◆ Try it ◆
Whatever the records contain, reproduce all of them exactly.

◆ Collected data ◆
======

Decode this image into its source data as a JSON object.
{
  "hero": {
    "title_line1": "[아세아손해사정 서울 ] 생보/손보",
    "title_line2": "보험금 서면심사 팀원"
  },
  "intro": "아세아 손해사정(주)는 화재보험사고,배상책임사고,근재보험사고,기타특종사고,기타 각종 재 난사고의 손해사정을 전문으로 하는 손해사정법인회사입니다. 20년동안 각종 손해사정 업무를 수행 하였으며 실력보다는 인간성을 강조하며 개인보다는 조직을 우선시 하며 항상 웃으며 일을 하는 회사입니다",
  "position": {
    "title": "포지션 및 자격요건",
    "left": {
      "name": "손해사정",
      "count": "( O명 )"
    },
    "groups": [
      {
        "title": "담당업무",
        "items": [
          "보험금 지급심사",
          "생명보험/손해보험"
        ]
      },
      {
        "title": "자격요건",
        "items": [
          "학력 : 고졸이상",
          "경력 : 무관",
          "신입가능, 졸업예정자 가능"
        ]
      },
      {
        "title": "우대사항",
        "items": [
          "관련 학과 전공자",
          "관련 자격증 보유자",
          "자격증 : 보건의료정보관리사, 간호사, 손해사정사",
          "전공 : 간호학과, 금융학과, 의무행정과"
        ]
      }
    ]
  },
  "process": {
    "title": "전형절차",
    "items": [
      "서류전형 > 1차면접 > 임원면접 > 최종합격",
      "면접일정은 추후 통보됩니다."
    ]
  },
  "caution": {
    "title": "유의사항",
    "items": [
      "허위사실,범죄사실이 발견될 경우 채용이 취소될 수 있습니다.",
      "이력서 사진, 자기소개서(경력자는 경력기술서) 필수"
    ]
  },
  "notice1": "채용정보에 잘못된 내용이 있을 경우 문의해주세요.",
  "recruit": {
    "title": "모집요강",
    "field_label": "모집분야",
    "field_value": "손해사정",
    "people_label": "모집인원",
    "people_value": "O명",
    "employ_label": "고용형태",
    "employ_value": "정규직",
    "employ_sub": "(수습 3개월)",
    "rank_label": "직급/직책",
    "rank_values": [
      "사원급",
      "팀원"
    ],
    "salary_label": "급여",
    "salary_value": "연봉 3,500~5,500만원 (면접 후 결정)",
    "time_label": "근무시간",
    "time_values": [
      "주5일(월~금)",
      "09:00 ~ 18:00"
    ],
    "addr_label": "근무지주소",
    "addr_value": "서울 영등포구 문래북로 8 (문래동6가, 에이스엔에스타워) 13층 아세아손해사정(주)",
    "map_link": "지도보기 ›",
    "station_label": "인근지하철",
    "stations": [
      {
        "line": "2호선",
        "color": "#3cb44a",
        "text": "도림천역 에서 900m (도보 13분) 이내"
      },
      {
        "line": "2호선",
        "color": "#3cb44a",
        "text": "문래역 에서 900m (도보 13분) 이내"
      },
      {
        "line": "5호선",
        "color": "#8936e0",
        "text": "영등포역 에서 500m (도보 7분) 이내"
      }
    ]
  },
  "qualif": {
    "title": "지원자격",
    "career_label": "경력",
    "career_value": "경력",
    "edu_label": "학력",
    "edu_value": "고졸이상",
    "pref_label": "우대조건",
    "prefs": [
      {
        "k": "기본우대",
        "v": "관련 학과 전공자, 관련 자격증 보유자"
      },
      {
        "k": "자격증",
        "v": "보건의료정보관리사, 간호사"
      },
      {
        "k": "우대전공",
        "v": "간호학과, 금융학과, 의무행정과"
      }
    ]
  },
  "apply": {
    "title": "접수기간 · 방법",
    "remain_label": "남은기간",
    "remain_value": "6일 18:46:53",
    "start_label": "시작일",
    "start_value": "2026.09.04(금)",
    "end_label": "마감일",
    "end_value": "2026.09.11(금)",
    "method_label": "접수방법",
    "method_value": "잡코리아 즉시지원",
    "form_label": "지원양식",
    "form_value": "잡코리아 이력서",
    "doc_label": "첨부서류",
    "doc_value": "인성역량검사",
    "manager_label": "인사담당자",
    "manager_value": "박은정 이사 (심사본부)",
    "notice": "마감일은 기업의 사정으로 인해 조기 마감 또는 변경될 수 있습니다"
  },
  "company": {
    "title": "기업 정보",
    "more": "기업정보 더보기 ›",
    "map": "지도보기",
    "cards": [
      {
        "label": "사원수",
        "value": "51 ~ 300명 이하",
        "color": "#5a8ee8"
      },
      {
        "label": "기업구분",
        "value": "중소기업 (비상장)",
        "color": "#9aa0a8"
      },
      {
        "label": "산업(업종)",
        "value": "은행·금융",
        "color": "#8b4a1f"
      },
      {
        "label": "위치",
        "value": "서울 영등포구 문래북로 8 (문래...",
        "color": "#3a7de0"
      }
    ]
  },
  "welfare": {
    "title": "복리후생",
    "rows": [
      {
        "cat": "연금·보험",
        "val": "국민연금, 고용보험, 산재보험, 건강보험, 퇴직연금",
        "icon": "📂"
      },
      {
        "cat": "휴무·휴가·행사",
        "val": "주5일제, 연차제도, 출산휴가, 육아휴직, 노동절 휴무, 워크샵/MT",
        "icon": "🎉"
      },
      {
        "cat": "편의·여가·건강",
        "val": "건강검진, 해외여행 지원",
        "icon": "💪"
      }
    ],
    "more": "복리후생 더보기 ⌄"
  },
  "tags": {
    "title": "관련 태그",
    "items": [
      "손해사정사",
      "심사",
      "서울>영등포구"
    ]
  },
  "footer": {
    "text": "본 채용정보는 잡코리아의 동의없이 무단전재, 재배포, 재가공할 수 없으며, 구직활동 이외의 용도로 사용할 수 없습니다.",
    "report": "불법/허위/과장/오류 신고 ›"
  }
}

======

◆ Completed exercise ◆
Decode this image into its source data as a JSON object.
{
  "hero": {
    "title_line1": "[아세아손해사정 서울 ] 생보/손보",
    "title_line2": "보험금 서면심사 팀원"
  },
  "intro": "아세아 손해사정(주)는 화재보험사고,배상책임사고,근재보험사고,기타특종사고,기타 각종 재 난사고의 손해사정을 전문으로 하는 손해사정법인회사입니다. 20년동안 각종 손해사정 업무를 수행 하였으며 실력보다는 인간성을 강조하며 개인보다는 조직을 우선시 하며 항상 웃으며 일을 하는 회사입니다",
  "position": {
    "title": "포지션 및 자격요건",
    "left": {
      "name": "손해사정",
      "count": "( O명 )"
    },
    "groups": [
      {
        "title": "담당업무",
        "items": [
          "보험금 지급심사",
          "생명보험/손해보험"
        ]
      },
      {
        "title": "자격요건",
        "items": [
          "학력 : 고졸이상",
          "경력 : 무관",
          "신입가능, 졸업예정자 가능"
        ]
      },
      {
        "title": "우대사항",
        "items": [
          "관련 학과 전공자",
          "관련 자격증 보유자",
          "자격증 : 보건의료정보관리사, 간호사, 손해사정사",
          "전공 : 간호학과, 금융학과, 의무행정과"
        ]
      }
    ]
  },
  "process": {
    "title": "전형절차",
    "items": [
      "서류전형 > 1차면접 > 임원면접 > 최종합격",
      "면접일정은 추후 통보됩니다."
    ]
  },
  "caution": {
    "title": "유의사항",
    "items": [
      "허위사실,범죄사실이 발견될 경우 채용이 취소될 수 있습니다.",
      "이력서 사진, 자기소개서(경력자는 경력기술서) 필수"
    ]
  },
  "notice1": "채용정보에 잘못된 내용이 있을 경우 문의해주세요.",
  "recruit": {
    "title": "모집요강",
    "field_label": "모집분야",
    "field_value": "손해사정",
    "people_label": "모집인원",
    "people_value": "O명",
    "employ_label": "고용형태",
    "employ_value": "정규직",
    "employ_sub": "(수습 3개월)",
    "rank_label": "직급/직책",
    "rank_values": [
      "사원급",
      "팀원"
    ],
    "salary_label": "급여",
    "salary_value": "연봉 3,500~5,500만원 (면접 후 결정)",
    "time_label": "근무시간",
    "time_values": [
      "주5일(월~금)",
      "09:00 ~ 18:00"
    ],
    "addr_label": "근무지주소",
    "addr_value": "서울 영등포구 문래북로 8 (문래동6가, 에이스엔에스타워) 13층 아세아손해사정(주)",
    "map_link": "지도보기 ›",
    "station_label": "인근지하철",
    "stations": [
      {
        "line": "2호선",
        "color": "#3cb44a",
        "text": "도림천역 에서 900m (도보 13분) 이내"
      },
      {
        "line": "2호선",
        "color": "#3cb44a",
        "text": "문래역 에서 900m (도보 13분) 이내"
      },
      {
        "line": "5호선",
        "color": "#8936e0",
        "text": "영등포역 에서 500m (도보 7분) 이내"
      }
    ]
  },
  "qualif": {
    "title": "지원자격",
    "career_label": "경력",
    "career_value": "경력",
    "edu_label": "학력",
    "edu_value": "고졸이상",
    "pref_label": "우대조건",
    "prefs": [
      {
        "k": "기본우대",
        "v": "관련 학과 전공자, 관련 자격증 보유자"
      },
      {
        "k": "자격증",
        "v": "보건의료정보관리사, 간호사"
      },
      {
        "k": "우대전공",
        "v": "간호학과, 금융학과, 의무행정과"
      }
    ]
  },
  "apply": {
    "title": "접수기간 · 방법",
    "remain_label": "남은기간",
    "remain_value": "6일 18:46:53",
    "start_label": "시작일",
    "start_value": "2026.09.04(금)",
    "end_label": "마감일",
    "end_value": "2026.09.11(금)",
    "method_label": "접수방법",
    "method_value": "잡코리아 즉시지원",
    "form_label": "지원양식",
    "form_value": "잡코리아 이력서",
    "doc_label": "첨부서류",
    "doc_value": "인성역량검사",
    "manager_label": "인사담당자",
    "manager_value": "박은정 이사 (심사본부)",
    "notice": "마감일은 기업의 사정으로 인해 조기 마감 또는 변경될 수 있습니다"
  },
  "company": {
    "title": "기업 정보",
    "more": "기업정보 더보기 ›",
    "map": "지도보기",
    "cards": [
      {
        "label": "사원수",
        "value": "51 ~ 300명 이하",
        "color": "#5a8ee8"
      },
      {
        "label": "기업구분",
        "value": "중소기업 (비상장)",
        "color": "#9aa0a8"
      },
      {
        "label": "산업(업종)",
        "value": "은행·금융",
        "color": "#8b4a1f"
      },
      {
        "label": "위치",
        "value": "서울 영등포구 문래북로 8 (문래...",
        "color": "#3a7de0"
      }
    ]
  },
  "welfare": {
    "title": "복리후생",
    "rows": [
      {
        "cat": "연금·보험",
        "val": "국민연금, 고용보험, 산재보험, 건강보험, 퇴직연금",
        "icon": "📂"
      },
      {
        "cat": "휴무·휴가·행사",
        "val": "주5일제, 연차제도, 출산휴가, 육아휴직, 노동절 휴무, 워크샵/MT",
        "icon": "🎉"
      },
      {
        "cat": "편의·여가·건강",
        "val": "건강검진, 해외여행 지원",
        "icon": "💪"
      }
    ],
    "more": "복리후생 더보기 ⌄"
  },
  "tags": {
    "title": "관련 태그",
    "items": [
      "손해사정사",
      "심사",
      "서울>영등포구"
    ]
  },
  "footer": {
    "text": "본 채용정보는 잡코리아의 동의없이 무단전재, 재배포, 재가공할 수 없으며, 구직활동 이외의 용도로 사용할 수 없습니다.",
    "report": "불법/허위/과장/오류 신고 ›"
  }
}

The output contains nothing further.